_EXERCISE AIM_
Make an exact copy of all the entries, with the pictures left out.

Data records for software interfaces
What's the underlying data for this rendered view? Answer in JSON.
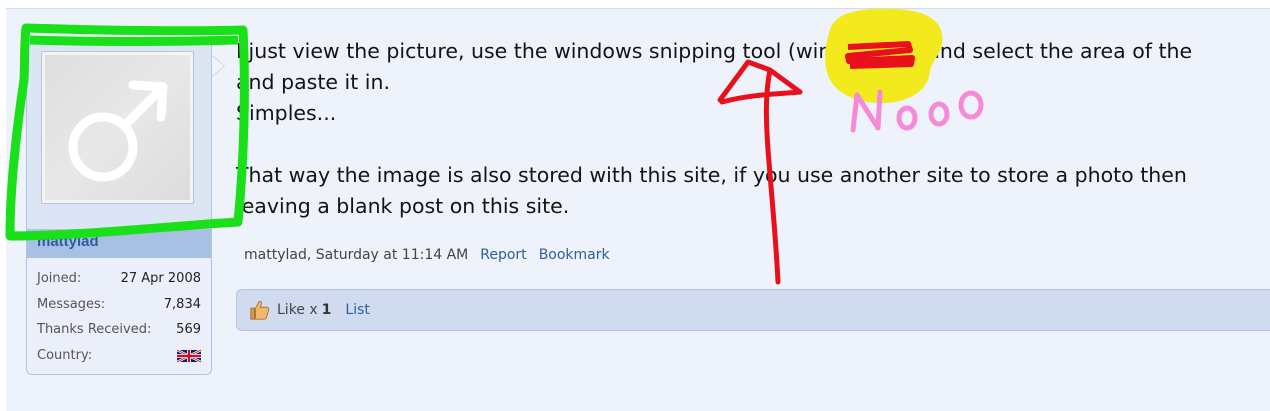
{
  "user": {
    "username": "mattylad",
    "stats": [
      {
        "label": "Joined:",
        "value": "27 Apr 2008"
      },
      {
        "label": "Messages:",
        "value": "7,834"
      },
      {
        "label": "Thanks Received:",
        "value": "569"
      },
      {
        "label": "Country:",
        "value": ""
      }
    ]
  },
  "post": {
    "lines": [
      "I just view the picture, use the windows snipping tool (win7/win10) and select the area of the",
      "and paste it in.",
      "Simples...",
      "",
      "That way the image is also stored with this site, if you use another site to store a photo then",
      "leaving a blank post on this site."
    ],
    "author": "mattylad",
    "timestamp": ", Saturday at 11:14 AM",
    "report_label": "Report",
    "bookmark_label": "Bookmark"
  },
  "likes": {
    "like_label": "Like x",
    "count": "1",
    "list_label": "List"
  },
  "annotation": {
    "handwritten_text": "Nooo",
    "colors": {
      "green": "#19e019",
      "red": "#e8101a",
      "yellow": "#f2ea1c",
      "pink": "#f58ad8"
    }
  }
}
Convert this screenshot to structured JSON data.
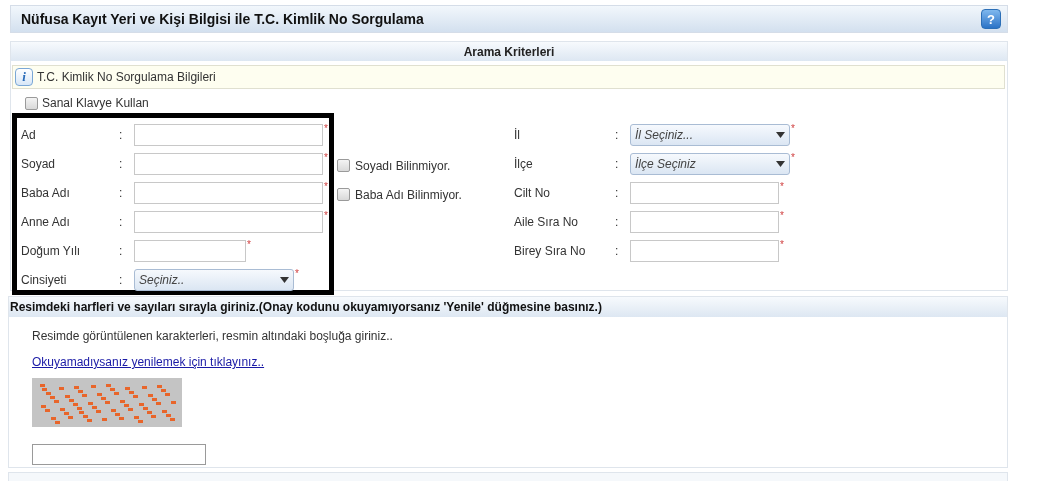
{
  "page_title": "Nüfusa Kayıt Yeri ve Kişi Bilgisi ile T.C. Kimlik No Sorgulama",
  "help_button": {
    "label": "?"
  },
  "criteria": {
    "title": "Arama Kriterleri",
    "info_icon": "i",
    "info": "T.C. Kimlik No Sorgulama Bilgileri",
    "virtual_keyboard": {
      "label": "Sanal Klavye Kullan",
      "checked": false
    },
    "left_fields": [
      {
        "kind": "text",
        "label": "Ad",
        "required": true
      },
      {
        "kind": "text",
        "label": "Soyad",
        "required": true,
        "option": {
          "label": "Soyadı Bilinmiyor.",
          "checked": false
        }
      },
      {
        "kind": "text",
        "label": "Baba Adı",
        "required": true,
        "option": {
          "label": "Baba Adı Bilinmiyor.",
          "checked": false
        }
      },
      {
        "kind": "text",
        "label": "Anne Adı",
        "required": true
      },
      {
        "kind": "short_text",
        "label": "Doğum Yılı",
        "required": true
      },
      {
        "kind": "select",
        "label": "Cinsiyeti",
        "placeholder": "Seçiniz..",
        "required": true
      }
    ],
    "right_fields": [
      {
        "kind": "select",
        "label": "İl",
        "placeholder": "İl Seçiniz...",
        "required": true
      },
      {
        "kind": "select",
        "label": "İlçe",
        "placeholder": "İlçe Seçiniz",
        "required": true
      },
      {
        "kind": "text",
        "label": "Cilt No",
        "required": true
      },
      {
        "kind": "text",
        "label": "Aile Sıra No",
        "required": true
      },
      {
        "kind": "text",
        "label": "Birey Sıra No",
        "required": true
      }
    ],
    "separator": ":",
    "required_mark": "*"
  },
  "captcha": {
    "title": "Resimdeki harfleri ve sayıları sırayla giriniz.(Onay kodunu okuyamıyorsanız 'Yenile' düğmesine basınız.)",
    "instruction": "Resimde görüntülenen karakterleri, resmin altındaki boşluğa giriniz..",
    "refresh_link": "Okuyamadıysanız yenilemek için tıklayınız.."
  }
}
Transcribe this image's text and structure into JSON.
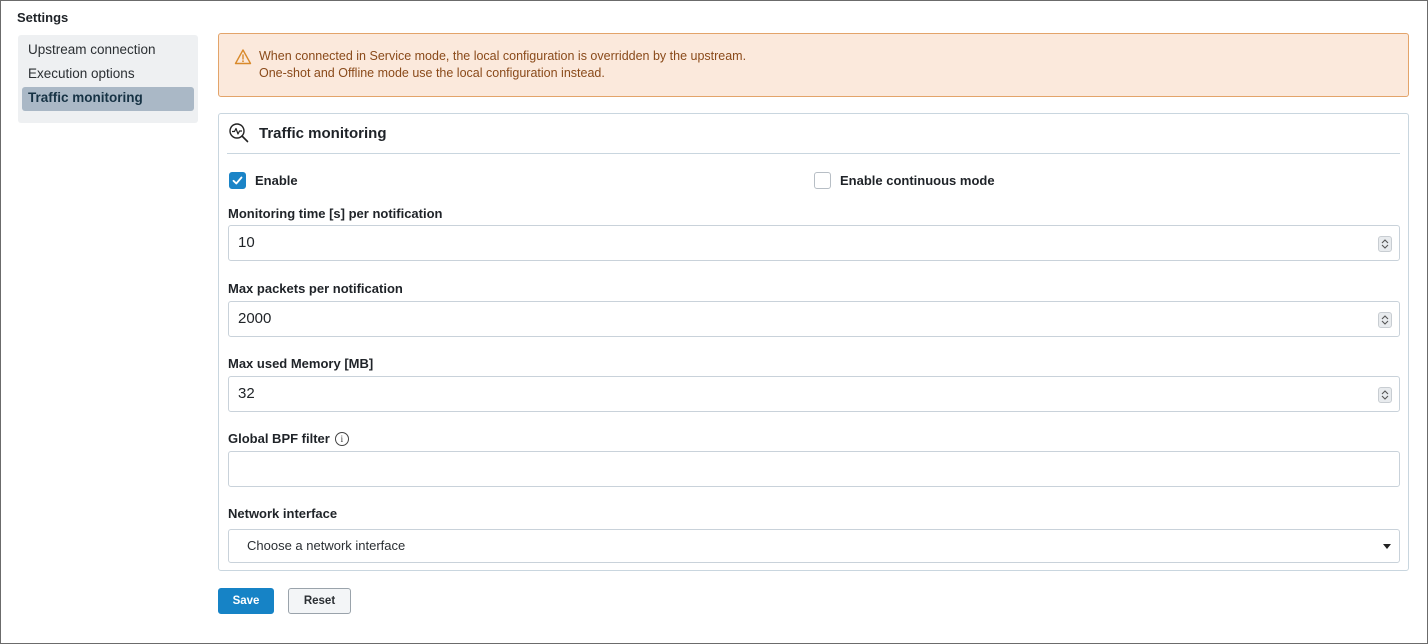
{
  "page": {
    "title": "Settings"
  },
  "sidebar": {
    "items": [
      {
        "label": "Upstream connection",
        "active": false
      },
      {
        "label": "Execution options",
        "active": false
      },
      {
        "label": "Traffic monitoring",
        "active": true
      }
    ]
  },
  "alert": {
    "icon": "warning-triangle-icon",
    "line1": "When connected in Service mode, the local configuration is overridden by the upstream.",
    "line2": "One-shot and Offline mode use the local configuration instead."
  },
  "card": {
    "icon": "traffic-monitor-icon",
    "title": "Traffic monitoring",
    "enable": {
      "label": "Enable",
      "checked": true
    },
    "continuous": {
      "label": "Enable continuous mode",
      "checked": false
    },
    "monitoring_time": {
      "label": "Monitoring time [s] per notification",
      "value": "10"
    },
    "max_packets": {
      "label": "Max packets per notification",
      "value": "2000"
    },
    "max_memory": {
      "label": "Max used Memory [MB]",
      "value": "32"
    },
    "bpf_filter": {
      "label": "Global BPF filter",
      "value": "",
      "info_icon": "info-icon"
    },
    "network_interface": {
      "label": "Network interface",
      "placeholder": "Choose a network interface"
    }
  },
  "actions": {
    "save_label": "Save",
    "reset_label": "Reset"
  },
  "colors": {
    "accent": "#1683c6",
    "alert_bg": "#fbe9dc",
    "alert_border": "#e3a46a",
    "active_nav": "#aab8c6"
  }
}
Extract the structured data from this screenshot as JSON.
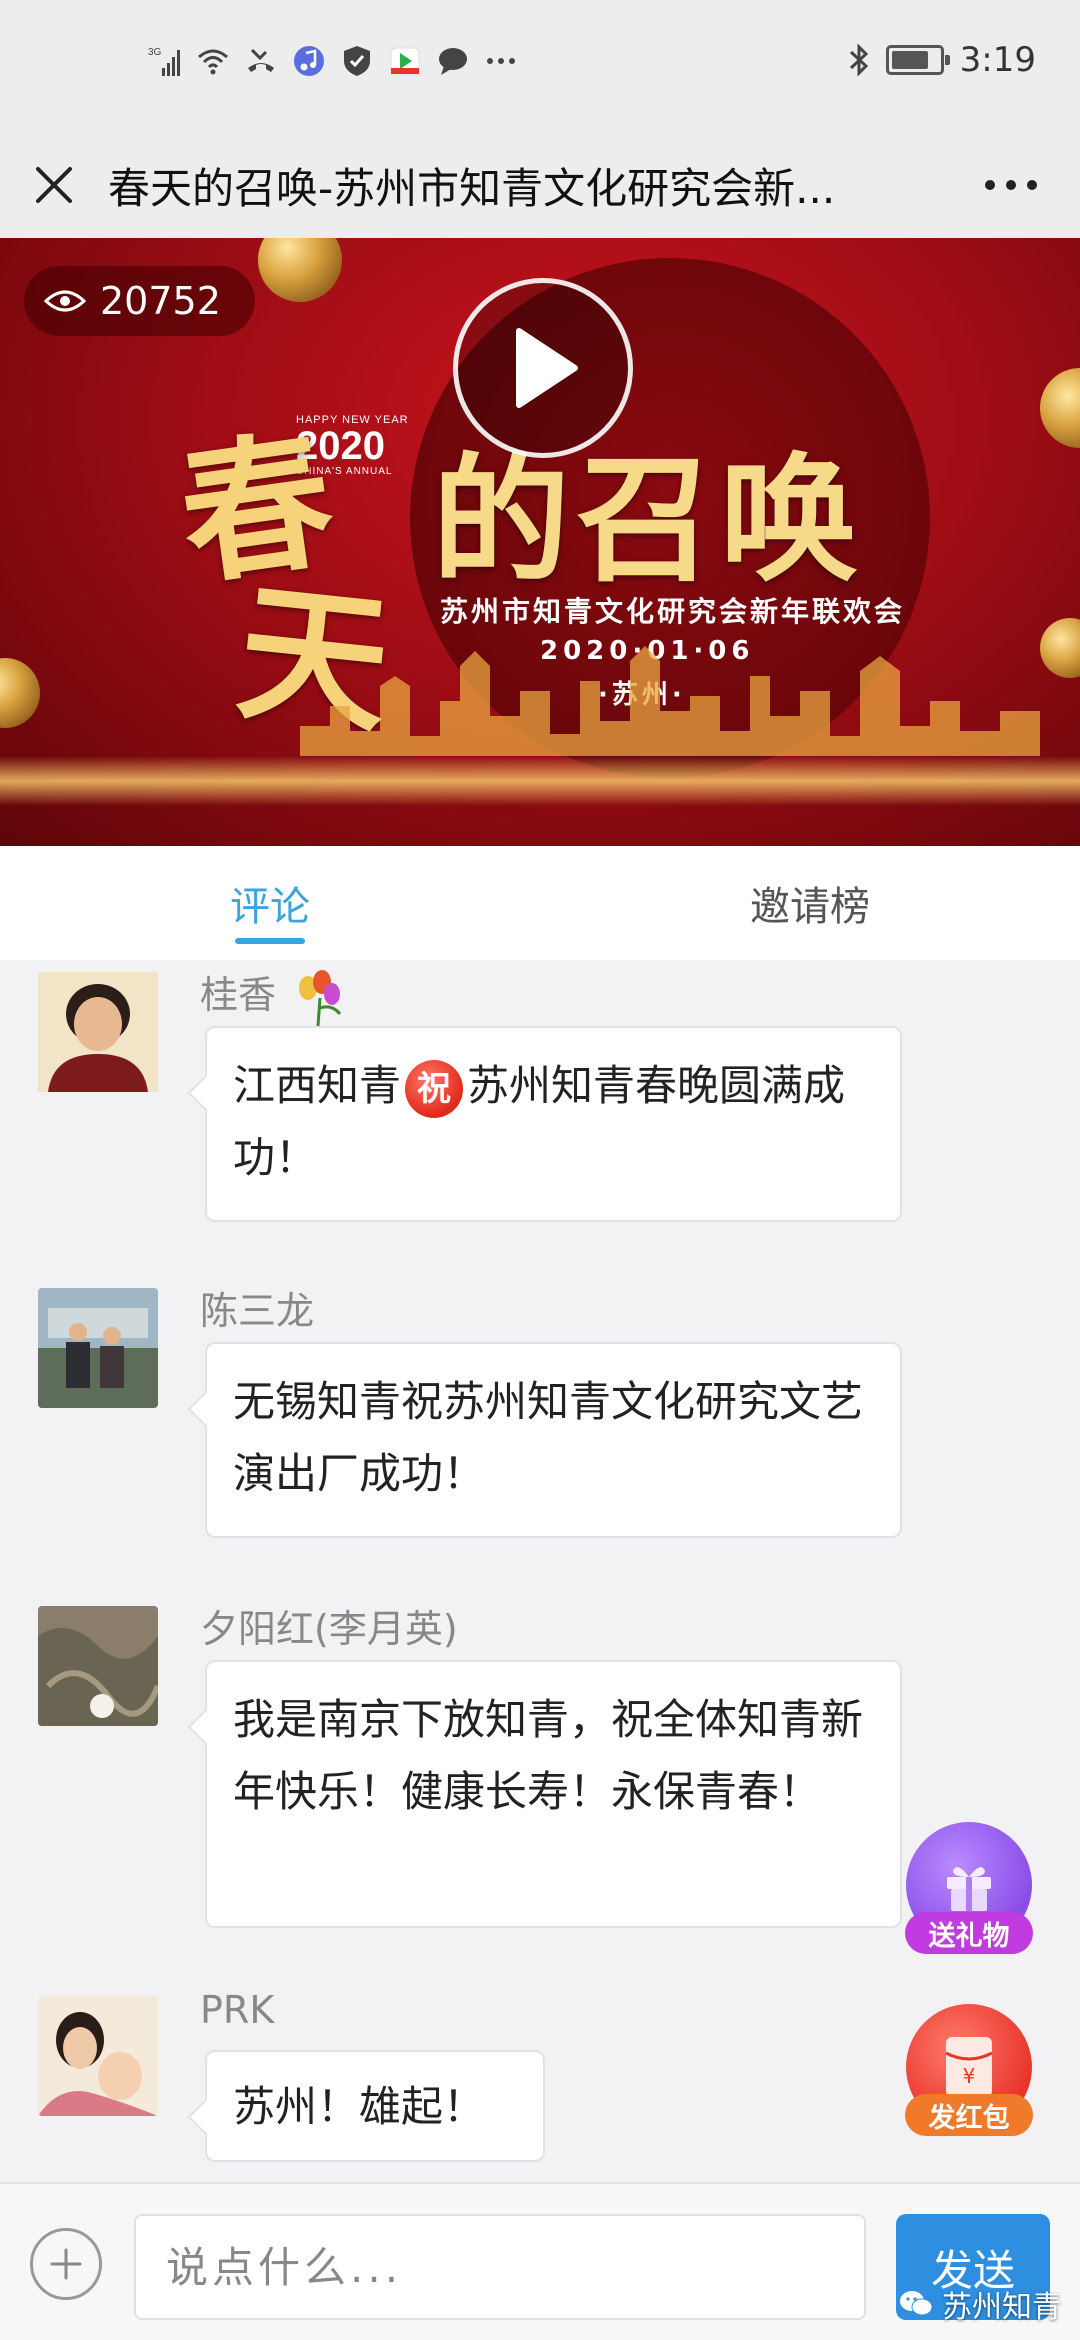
{
  "status_bar": {
    "network": "3G",
    "time": "3:19",
    "icons": [
      "signal-icon",
      "wifi-icon",
      "missed-call-icon",
      "music-icon",
      "shield-icon",
      "video-app-icon",
      "chat-icon",
      "more-dots-icon",
      "bluetooth-icon",
      "battery-icon"
    ]
  },
  "header": {
    "title": "春天的召唤-苏州市知青文化研究会新..."
  },
  "banner": {
    "views": "20752",
    "happy_new_year": "HAPPY NEW YEAR",
    "year": "2020",
    "chinas_annual": "CHINA'S ANNUAL",
    "title_chars": [
      "春",
      "天",
      "的召唤"
    ],
    "subtitle": "苏州市知青文化研究会新年联欢会",
    "date": "2020·01·06",
    "city": "·苏州·"
  },
  "tabs": [
    {
      "label": "评论",
      "active": true
    },
    {
      "label": "邀请榜",
      "active": false
    }
  ],
  "comments": [
    {
      "name": "桂香",
      "text_before": "江西知青",
      "badge": "祝",
      "text_after": "苏州知青春晚圆满成功！"
    },
    {
      "name": "陈三龙",
      "text": "无锡知青祝苏州知青文化研究文艺演出厂成功！"
    },
    {
      "name": "夕阳红(李月英)",
      "text": "我是南京下放知青，祝全体知青新年快乐！健康长寿！永保青春！"
    },
    {
      "name": "PRK",
      "text": "苏州！雄起！"
    }
  ],
  "fab": {
    "gift_label": "送礼物",
    "redpacket_label": "发红包",
    "redpacket_symbol": "¥"
  },
  "input": {
    "placeholder": "说点什么...",
    "send_label": "发送"
  },
  "watermark": "苏州知青",
  "colors": {
    "accent": "#3aa5dc",
    "send": "#2e8fe0",
    "banner_red": "#a10d15",
    "gold": "#f6d27a"
  }
}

_TASK RESPONSE_
What's the underlying data for this rendered view? Answer in JSON.
{
  "user": {
    "username": "mattylad",
    "stats": [
      {
        "label": "Joined:",
        "value": "27 Apr 2008"
      },
      {
        "label": "Messages:",
        "value": "7,834"
      },
      {
        "label": "Thanks Received:",
        "value": "569"
      },
      {
        "label": "Country:",
        "value": ""
      }
    ]
  },
  "post": {
    "lines": [
      "I just view the picture, use the windows snipping tool (win7/win10) and select the area of the",
      "and paste it in.",
      "Simples...",
      "",
      "That way the image is also stored with this site, if you use another site to store a photo then",
      "leaving a blank post on this site."
    ],
    "author": "mattylad",
    "timestamp": ", Saturday at 11:14 AM",
    "report_label": "Report",
    "bookmark_label": "Bookmark"
  },
  "likes": {
    "like_label": "Like x",
    "count": "1",
    "list_label": "List"
  },
  "annotation": {
    "handwritten_text": "Nooo",
    "colors": {
      "green": "#19e019",
      "red": "#e8101a",
      "yellow": "#f2ea1c",
      "pink": "#f58ad8"
    }
  }
}
Convert this screenshot to structured JSON data.
{
  "page_title": "Nüfusa Kayıt Yeri ve Kişi Bilgisi ile T.C. Kimlik No Sorgulama",
  "help_button": {
    "label": "?"
  },
  "criteria": {
    "title": "Arama Kriterleri",
    "info_icon": "i",
    "info": "T.C. Kimlik No Sorgulama Bilgileri",
    "virtual_keyboard": {
      "label": "Sanal Klavye Kullan",
      "checked": false
    },
    "left_fields": [
      {
        "kind": "text",
        "label": "Ad",
        "required": true
      },
      {
        "kind": "text",
        "label": "Soyad",
        "required": true,
        "option": {
          "label": "Soyadı Bilinmiyor.",
          "checked": false
        }
      },
      {
        "kind": "text",
        "label": "Baba Adı",
        "required": true,
        "option": {
          "label": "Baba Adı Bilinmiyor.",
          "checked": false
        }
      },
      {
        "kind": "text",
        "label": "Anne Adı",
        "required": true
      },
      {
        "kind": "short_text",
        "label": "Doğum Yılı",
        "required": true
      },
      {
        "kind": "select",
        "label": "Cinsiyeti",
        "placeholder": "Seçiniz..",
        "required": true
      }
    ],
    "right_fields": [
      {
        "kind": "select",
        "label": "İl",
        "placeholder": "İl Seçiniz...",
        "required": true
      },
      {
        "kind": "select",
        "label": "İlçe",
        "placeholder": "İlçe Seçiniz",
        "required": true
      },
      {
        "kind": "text",
        "label": "Cilt No",
        "required": true
      },
      {
        "kind": "text",
        "label": "Aile Sıra No",
        "required": true
      },
      {
        "kind": "text",
        "label": "Birey Sıra No",
        "required": true
      }
    ],
    "separator": ":",
    "required_mark": "*"
  },
  "captcha": {
    "title": "Resimdeki harfleri ve sayıları sırayla giriniz.(Onay kodunu okuyamıyorsanız 'Yenile' düğmesine basınız.)",
    "instruction": "Resimde görüntülenen karakterleri, resmin altındaki boşluğa giriniz..",
    "refresh_link": "Okuyamadıysanız yenilemek için tıklayınız.."
  }
}
Transcribe this image's text and structure into JSON.
{
  "page": {
    "title": "Settings"
  },
  "sidebar": {
    "items": [
      {
        "label": "Upstream connection",
        "active": false
      },
      {
        "label": "Execution options",
        "active": false
      },
      {
        "label": "Traffic monitoring",
        "active": true
      }
    ]
  },
  "alert": {
    "icon": "warning-triangle-icon",
    "line1": "When connected in Service mode, the local configuration is overridden by the upstream.",
    "line2": "One-shot and Offline mode use the local configuration instead."
  },
  "card": {
    "icon": "traffic-monitor-icon",
    "title": "Traffic monitoring",
    "enable": {
      "label": "Enable",
      "checked": true
    },
    "continuous": {
      "label": "Enable continuous mode",
      "checked": false
    },
    "monitoring_time": {
      "label": "Monitoring time [s] per notification",
      "value": "10"
    },
    "max_packets": {
      "label": "Max packets per notification",
      "value": "2000"
    },
    "max_memory": {
      "label": "Max used Memory [MB]",
      "value": "32"
    },
    "bpf_filter": {
      "label": "Global BPF filter",
      "value": "",
      "info_icon": "info-icon"
    },
    "network_interface": {
      "label": "Network interface",
      "placeholder": "Choose a network interface"
    }
  },
  "actions": {
    "save_label": "Save",
    "reset_label": "Reset"
  },
  "colors": {
    "accent": "#1683c6",
    "alert_bg": "#fbe9dc",
    "alert_border": "#e3a46a",
    "active_nav": "#aab8c6"
  }
}
Extract the structured data from this screenshot as JSON.
{
  "status_bar": {
    "network": "3G",
    "time": "3:19",
    "icons": [
      "signal-icon",
      "wifi-icon",
      "missed-call-icon",
      "music-icon",
      "shield-icon",
      "video-app-icon",
      "chat-icon",
      "more-dots-icon",
      "bluetooth-icon",
      "battery-icon"
    ]
  },
  "header": {
    "title": "春天的召唤-苏州市知青文化研究会新..."
  },
  "banner": {
    "views": "20752",
    "happy_new_year": "HAPPY NEW YEAR",
    "year": "2020",
    "chinas_annual": "CHINA'S ANNUAL",
    "title_chars": [
      "春",
      "天",
      "的召唤"
    ],
    "subtitle": "苏州市知青文化研究会新年联欢会",
    "date": "2020·01·06",
    "city": "·苏州·"
  },
  "tabs": [
    {
      "label": "评论",
      "active": true
    },
    {
      "label": "邀请榜",
      "active": false
    }
  ],
  "comments": [
    {
      "name": "桂香",
      "text_before": "江西知青",
      "badge": "祝",
      "text_after": "苏州知青春晚圆满成功！"
    },
    {
      "name": "陈三龙",
      "text": "无锡知青祝苏州知青文化研究文艺演出厂成功！"
    },
    {
      "name": "夕阳红(李月英)",
      "text": "我是南京下放知青，祝全体知青新年快乐！健康长寿！永保青春！"
    },
    {
      "name": "PRK",
      "text": "苏州！雄起！"
    }
  ],
  "fab": {
    "gift_label": "送礼物",
    "redpacket_label": "发红包",
    "redpacket_symbol": "¥"
  },
  "input": {
    "placeholder": "说点什么...",
    "send_label": "发送"
  },
  "watermark": "苏州知青",
  "colors": {
    "accent": "#3aa5dc",
    "send": "#2e8fe0",
    "banner_red": "#a10d15",
    "gold": "#f6d27a"
  }
}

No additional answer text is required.